* [TASK BRIEF]: Across the entries that follow, tally every line holding the word "fill" and reply with the count alone.

** EXERCISE DATA follows **

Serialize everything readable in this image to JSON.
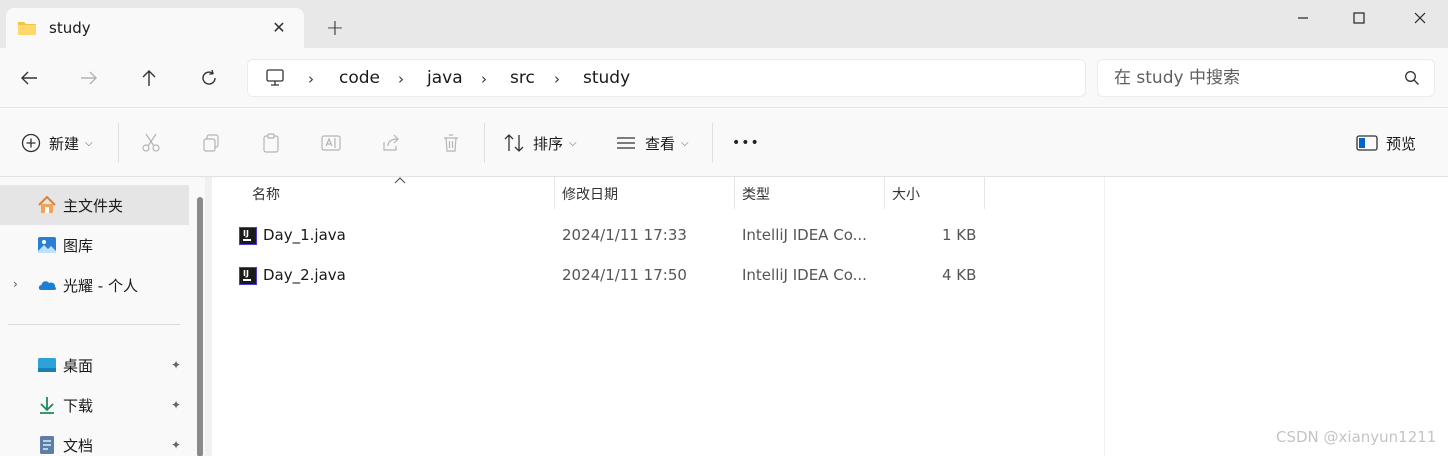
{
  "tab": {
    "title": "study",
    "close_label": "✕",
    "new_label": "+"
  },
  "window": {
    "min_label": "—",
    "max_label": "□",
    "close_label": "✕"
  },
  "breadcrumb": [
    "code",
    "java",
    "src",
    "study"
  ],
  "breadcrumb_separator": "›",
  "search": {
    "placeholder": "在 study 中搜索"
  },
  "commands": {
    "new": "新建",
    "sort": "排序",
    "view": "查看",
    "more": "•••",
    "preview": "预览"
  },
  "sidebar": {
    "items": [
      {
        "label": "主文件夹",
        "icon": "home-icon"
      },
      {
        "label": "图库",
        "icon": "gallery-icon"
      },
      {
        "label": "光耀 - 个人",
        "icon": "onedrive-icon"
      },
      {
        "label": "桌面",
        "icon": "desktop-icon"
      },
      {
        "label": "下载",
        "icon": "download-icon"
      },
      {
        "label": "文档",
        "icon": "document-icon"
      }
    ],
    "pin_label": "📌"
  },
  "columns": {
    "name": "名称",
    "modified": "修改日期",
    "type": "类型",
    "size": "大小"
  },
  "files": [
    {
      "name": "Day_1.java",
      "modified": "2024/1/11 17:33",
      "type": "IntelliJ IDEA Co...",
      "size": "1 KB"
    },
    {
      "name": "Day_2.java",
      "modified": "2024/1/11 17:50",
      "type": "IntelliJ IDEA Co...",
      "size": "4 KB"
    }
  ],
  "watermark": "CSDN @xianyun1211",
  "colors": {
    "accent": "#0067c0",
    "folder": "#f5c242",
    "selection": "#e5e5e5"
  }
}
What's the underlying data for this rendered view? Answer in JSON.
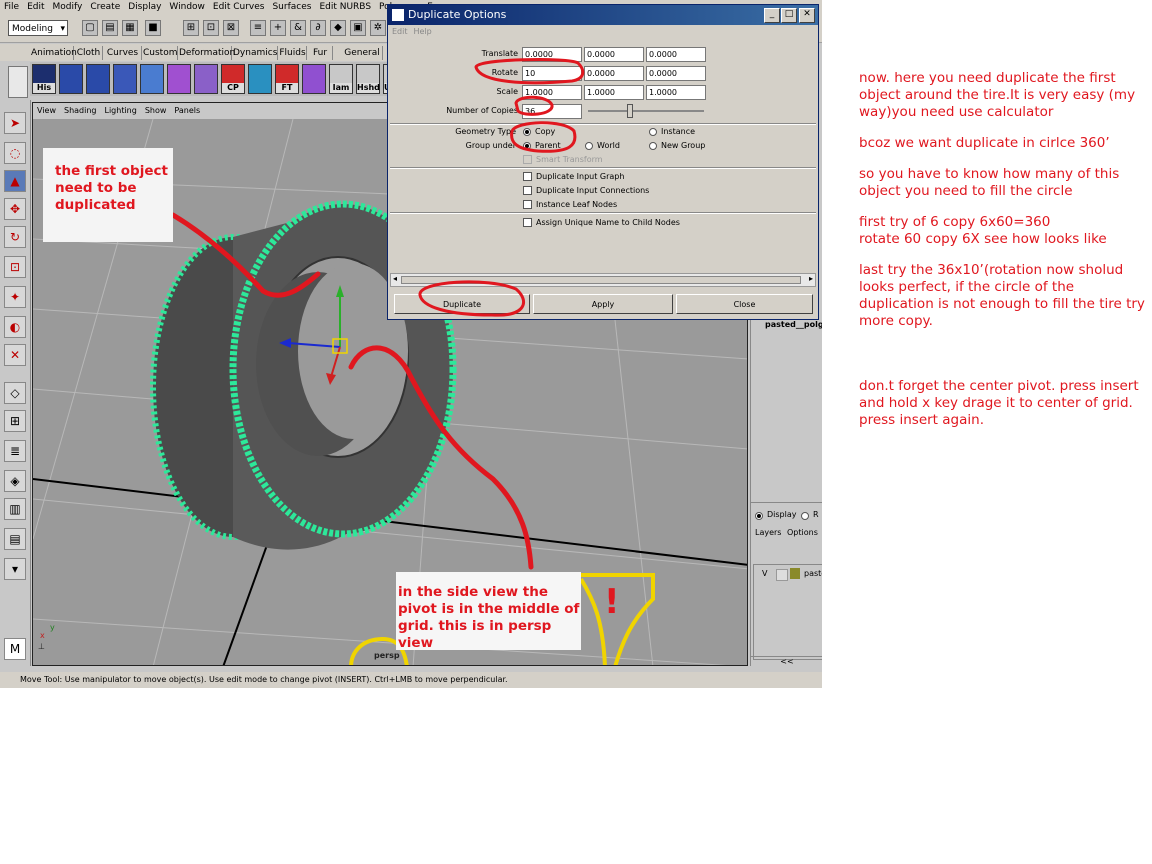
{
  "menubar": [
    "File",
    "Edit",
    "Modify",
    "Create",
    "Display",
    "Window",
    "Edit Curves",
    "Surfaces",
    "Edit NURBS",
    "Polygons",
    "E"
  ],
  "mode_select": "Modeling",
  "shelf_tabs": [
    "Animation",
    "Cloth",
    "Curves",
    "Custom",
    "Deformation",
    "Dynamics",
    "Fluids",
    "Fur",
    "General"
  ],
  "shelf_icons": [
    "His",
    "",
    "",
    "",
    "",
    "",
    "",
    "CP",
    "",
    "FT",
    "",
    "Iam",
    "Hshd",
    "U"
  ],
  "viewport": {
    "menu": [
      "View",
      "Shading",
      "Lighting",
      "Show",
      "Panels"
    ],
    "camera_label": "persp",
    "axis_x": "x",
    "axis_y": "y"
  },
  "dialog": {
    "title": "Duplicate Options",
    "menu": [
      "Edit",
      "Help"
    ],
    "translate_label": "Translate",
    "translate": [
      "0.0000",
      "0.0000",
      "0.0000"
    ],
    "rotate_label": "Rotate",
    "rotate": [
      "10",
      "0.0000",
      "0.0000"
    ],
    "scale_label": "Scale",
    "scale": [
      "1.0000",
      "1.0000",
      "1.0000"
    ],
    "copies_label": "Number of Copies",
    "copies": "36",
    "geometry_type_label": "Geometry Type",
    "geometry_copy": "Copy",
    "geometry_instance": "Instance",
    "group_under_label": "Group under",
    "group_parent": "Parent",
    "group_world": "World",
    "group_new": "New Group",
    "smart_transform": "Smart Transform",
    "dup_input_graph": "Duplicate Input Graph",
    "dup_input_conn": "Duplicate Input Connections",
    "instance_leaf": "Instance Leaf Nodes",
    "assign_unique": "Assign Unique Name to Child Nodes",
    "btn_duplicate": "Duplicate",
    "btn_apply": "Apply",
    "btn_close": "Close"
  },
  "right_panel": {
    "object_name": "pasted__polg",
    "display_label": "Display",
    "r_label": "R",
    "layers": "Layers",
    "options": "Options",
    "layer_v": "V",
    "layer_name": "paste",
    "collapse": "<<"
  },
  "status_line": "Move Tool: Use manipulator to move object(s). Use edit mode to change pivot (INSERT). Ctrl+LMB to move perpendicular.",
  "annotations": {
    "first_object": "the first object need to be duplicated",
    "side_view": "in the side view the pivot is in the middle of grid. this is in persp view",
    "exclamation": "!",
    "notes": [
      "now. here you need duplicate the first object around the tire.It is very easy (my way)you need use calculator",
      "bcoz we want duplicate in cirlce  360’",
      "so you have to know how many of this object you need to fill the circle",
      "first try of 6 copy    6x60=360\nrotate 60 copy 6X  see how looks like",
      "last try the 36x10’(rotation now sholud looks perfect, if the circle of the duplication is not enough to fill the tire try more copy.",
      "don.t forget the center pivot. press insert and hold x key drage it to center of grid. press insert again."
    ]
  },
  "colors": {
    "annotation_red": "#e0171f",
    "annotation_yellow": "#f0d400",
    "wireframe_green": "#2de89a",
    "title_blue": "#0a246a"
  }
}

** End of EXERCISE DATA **

* [TASK RESULT]: 2